▶ **WHAT THIS TASK INVOLVES**
The answer must be every line from the listing that holds the string "origen".

▶ **LISTED RECORDS**

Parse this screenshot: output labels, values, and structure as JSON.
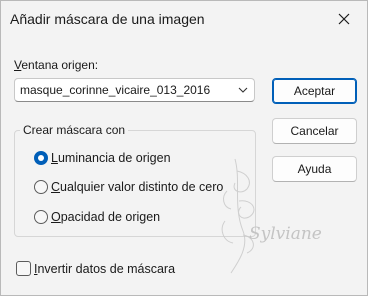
{
  "window": {
    "title": "Añadir máscara de una imagen",
    "close_icon": "close-icon"
  },
  "source": {
    "label_underlined": "V",
    "label_rest": "entana origen:",
    "selected_value": "masque_corinne_vicaire_013_2016",
    "dropdown_icon": "chevron-down-icon"
  },
  "buttons": {
    "accept": "Aceptar",
    "cancel": "Cancelar",
    "help": "Ayuda"
  },
  "mask_group": {
    "legend": "Crear máscara con",
    "options": [
      {
        "underlined": "L",
        "rest": "uminancia de origen",
        "selected": true
      },
      {
        "underlined": "C",
        "rest": "ualquier valor distinto de cero",
        "selected": false
      },
      {
        "underlined": "O",
        "rest": "pacidad de origen",
        "selected": false
      }
    ]
  },
  "invert": {
    "underlined": "I",
    "rest": "nvertir datos de máscara",
    "checked": false
  },
  "watermark": {
    "text": "Sylviane"
  },
  "colors": {
    "accent": "#005fb8",
    "background": "#f3f3f3"
  }
}
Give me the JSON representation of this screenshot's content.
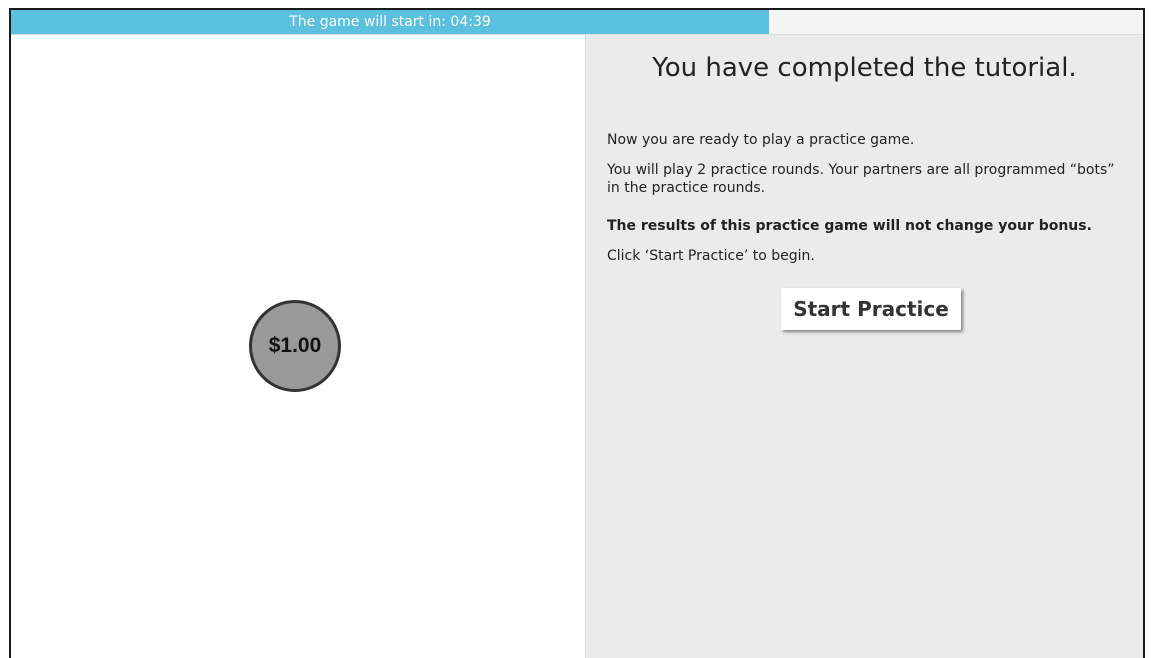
{
  "timer": {
    "label": "The game will start in: 04:39",
    "progress_fraction": 0.67,
    "fill_color": "#5bc0de"
  },
  "game": {
    "coin_value": "$1.00"
  },
  "tutorial": {
    "title": "You have completed the tutorial.",
    "line1": "Now you are ready to play a practice game.",
    "line2": "You will play 2 practice rounds. Your partners are all programmed “bots” in the practice rounds.",
    "line3": "The results of this practice game will not change your bonus.",
    "line4": "Click ‘Start Practice’ to begin.",
    "start_button_label": "Start Practice"
  },
  "colors": {
    "right_panel_bg": "#ebebeb",
    "coin_fill": "#999999"
  }
}
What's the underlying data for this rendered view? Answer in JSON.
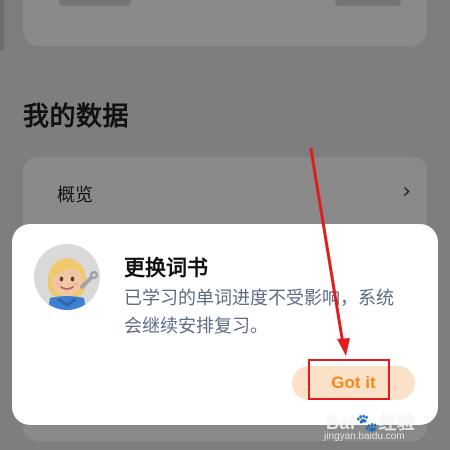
{
  "page": {
    "section_title": "我的数据",
    "overview_label": "概览",
    "overview_chevron": "›"
  },
  "dialog": {
    "title": "更换词书",
    "message": "已学习的单词进度不受影响，系统会继续安排复习。",
    "button_label": "Got it"
  },
  "watermark": {
    "brand": "Bai",
    "site": "jingyan.baidu.com"
  },
  "colors": {
    "accent_orange": "#F08A1D",
    "button_fill": "#FBE1C8",
    "annotation_red": "#E21B1B",
    "message_color": "#5D6B87",
    "dimmed_background": "#7E7E7E"
  },
  "icons": {
    "avatar": "woman-mechanic-emoji",
    "overview_arrow": "chevron-right-icon",
    "annotation_arrow": "red-arrow-icon",
    "watermark_logo": "baidu-paw-icon"
  }
}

▶ **RESPONSE AREA**
    "label_rest": "entana origen:",
        "rest": "uminancia de origen",
        "rest": "pacidad de origen",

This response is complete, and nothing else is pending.